* PROBLEM DESCRIPTION *
Collect the lines of the entries where "duration" shows up.

* Website and app data records *
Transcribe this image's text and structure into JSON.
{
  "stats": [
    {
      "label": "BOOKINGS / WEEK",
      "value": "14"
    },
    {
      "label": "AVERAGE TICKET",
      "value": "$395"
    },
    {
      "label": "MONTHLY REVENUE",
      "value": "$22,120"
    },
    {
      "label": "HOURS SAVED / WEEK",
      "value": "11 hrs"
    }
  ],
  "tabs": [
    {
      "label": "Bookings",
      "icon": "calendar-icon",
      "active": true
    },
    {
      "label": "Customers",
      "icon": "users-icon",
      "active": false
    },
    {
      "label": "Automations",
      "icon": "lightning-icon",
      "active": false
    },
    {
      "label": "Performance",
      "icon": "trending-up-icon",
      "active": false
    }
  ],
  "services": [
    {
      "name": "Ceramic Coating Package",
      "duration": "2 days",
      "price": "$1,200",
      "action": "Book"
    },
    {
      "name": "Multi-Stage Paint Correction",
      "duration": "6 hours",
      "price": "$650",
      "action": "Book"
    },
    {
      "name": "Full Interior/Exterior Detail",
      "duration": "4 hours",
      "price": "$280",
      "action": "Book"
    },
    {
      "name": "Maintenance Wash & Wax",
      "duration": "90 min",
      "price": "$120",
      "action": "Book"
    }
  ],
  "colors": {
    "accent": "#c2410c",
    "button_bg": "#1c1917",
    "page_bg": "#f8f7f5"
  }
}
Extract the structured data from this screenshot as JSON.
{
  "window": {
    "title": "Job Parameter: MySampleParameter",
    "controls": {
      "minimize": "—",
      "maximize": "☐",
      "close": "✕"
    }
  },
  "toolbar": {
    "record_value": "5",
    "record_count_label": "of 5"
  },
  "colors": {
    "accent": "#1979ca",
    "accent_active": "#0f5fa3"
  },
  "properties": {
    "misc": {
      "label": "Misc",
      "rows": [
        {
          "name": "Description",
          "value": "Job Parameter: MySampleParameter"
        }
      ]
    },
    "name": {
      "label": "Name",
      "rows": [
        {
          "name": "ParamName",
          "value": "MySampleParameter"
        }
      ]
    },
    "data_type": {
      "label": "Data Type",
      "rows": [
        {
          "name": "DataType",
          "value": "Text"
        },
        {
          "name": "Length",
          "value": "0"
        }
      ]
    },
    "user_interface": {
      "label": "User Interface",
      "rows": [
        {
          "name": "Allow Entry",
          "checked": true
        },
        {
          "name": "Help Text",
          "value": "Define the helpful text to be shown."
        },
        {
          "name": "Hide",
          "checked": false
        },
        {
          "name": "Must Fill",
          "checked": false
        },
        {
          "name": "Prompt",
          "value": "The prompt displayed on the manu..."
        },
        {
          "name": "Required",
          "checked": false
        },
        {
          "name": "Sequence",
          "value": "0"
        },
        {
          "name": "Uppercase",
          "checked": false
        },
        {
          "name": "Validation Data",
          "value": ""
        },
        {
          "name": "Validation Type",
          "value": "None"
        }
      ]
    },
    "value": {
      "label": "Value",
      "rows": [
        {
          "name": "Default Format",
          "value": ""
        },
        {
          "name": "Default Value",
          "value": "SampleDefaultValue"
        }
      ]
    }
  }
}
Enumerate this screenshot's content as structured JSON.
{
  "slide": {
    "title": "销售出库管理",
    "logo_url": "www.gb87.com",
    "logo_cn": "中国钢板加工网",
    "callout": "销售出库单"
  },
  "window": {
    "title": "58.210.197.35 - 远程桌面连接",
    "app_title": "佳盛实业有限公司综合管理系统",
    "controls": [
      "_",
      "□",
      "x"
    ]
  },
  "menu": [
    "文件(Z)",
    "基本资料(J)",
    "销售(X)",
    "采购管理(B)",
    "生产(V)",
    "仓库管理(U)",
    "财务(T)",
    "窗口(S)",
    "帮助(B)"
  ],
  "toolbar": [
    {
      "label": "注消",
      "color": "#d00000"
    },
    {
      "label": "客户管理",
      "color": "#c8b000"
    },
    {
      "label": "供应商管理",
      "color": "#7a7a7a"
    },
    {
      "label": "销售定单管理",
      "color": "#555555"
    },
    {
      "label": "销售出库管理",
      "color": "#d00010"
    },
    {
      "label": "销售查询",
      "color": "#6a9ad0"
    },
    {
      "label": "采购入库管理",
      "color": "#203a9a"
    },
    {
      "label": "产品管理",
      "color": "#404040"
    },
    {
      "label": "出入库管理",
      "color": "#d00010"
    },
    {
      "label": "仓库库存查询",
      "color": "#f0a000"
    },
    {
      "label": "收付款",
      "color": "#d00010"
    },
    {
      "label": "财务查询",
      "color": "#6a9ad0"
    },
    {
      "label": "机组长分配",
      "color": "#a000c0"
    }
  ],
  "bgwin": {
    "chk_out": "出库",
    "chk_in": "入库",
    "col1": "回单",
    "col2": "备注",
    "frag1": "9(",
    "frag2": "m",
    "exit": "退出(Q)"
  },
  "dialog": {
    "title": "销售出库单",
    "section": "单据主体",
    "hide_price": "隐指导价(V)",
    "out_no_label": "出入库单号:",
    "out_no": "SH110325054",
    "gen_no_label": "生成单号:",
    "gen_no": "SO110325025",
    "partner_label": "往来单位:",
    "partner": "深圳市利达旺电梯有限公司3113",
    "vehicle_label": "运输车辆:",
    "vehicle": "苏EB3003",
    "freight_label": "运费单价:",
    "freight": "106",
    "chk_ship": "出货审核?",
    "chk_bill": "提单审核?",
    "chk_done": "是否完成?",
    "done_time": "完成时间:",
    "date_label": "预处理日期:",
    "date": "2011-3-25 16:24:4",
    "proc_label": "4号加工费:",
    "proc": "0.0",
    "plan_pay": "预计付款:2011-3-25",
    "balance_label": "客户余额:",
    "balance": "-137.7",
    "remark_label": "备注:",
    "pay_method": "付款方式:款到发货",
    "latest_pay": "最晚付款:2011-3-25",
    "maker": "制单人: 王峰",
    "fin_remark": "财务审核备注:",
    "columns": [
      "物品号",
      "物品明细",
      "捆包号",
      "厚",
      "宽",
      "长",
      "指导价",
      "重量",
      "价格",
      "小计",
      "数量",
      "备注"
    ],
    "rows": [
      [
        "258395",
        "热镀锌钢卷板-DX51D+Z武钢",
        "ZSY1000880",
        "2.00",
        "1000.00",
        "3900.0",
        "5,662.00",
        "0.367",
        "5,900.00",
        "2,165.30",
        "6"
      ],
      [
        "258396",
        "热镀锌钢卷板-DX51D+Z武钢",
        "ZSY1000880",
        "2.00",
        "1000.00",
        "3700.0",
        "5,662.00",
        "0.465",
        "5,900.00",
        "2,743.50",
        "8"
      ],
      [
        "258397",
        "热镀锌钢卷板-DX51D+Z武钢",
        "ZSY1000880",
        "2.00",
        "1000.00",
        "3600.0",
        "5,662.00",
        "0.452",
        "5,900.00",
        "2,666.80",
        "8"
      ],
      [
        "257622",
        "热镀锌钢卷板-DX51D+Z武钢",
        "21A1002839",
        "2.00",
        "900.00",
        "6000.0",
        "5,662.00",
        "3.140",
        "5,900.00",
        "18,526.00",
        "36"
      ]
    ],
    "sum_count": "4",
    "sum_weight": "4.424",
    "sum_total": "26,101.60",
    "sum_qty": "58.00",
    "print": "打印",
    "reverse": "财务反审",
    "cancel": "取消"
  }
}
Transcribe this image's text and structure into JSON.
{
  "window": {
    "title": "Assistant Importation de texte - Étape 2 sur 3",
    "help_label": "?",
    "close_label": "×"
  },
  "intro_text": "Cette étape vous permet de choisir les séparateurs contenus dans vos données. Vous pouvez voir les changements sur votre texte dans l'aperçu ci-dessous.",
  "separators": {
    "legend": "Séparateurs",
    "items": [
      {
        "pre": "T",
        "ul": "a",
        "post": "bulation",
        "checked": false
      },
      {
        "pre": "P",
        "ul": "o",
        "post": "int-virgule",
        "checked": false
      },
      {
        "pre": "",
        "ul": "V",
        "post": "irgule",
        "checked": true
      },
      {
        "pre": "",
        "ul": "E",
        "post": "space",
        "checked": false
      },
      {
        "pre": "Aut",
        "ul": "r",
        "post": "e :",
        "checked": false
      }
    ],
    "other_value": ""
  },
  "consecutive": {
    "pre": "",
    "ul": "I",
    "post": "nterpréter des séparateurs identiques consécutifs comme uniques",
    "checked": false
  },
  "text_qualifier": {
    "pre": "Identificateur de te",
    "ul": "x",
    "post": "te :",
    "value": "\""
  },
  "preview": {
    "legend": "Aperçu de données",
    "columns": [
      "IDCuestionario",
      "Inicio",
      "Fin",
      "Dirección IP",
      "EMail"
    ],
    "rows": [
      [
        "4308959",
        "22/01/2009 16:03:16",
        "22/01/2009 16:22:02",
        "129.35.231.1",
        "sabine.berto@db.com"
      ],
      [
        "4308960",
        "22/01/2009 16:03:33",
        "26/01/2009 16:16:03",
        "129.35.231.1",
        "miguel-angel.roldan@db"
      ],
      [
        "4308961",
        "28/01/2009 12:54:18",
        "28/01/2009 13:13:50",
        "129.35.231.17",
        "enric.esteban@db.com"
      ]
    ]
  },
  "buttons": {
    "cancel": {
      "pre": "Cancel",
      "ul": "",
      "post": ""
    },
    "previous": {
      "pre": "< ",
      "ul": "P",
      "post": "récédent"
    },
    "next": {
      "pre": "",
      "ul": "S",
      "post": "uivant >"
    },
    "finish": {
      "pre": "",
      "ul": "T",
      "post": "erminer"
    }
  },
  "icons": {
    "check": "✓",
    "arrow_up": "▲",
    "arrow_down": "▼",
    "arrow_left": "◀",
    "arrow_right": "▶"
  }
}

* REPLY TO THE EXERCISE *
      "duration": "2 days",
      "duration": "6 hours",
      "duration": "4 hours",
      "duration": "90 min",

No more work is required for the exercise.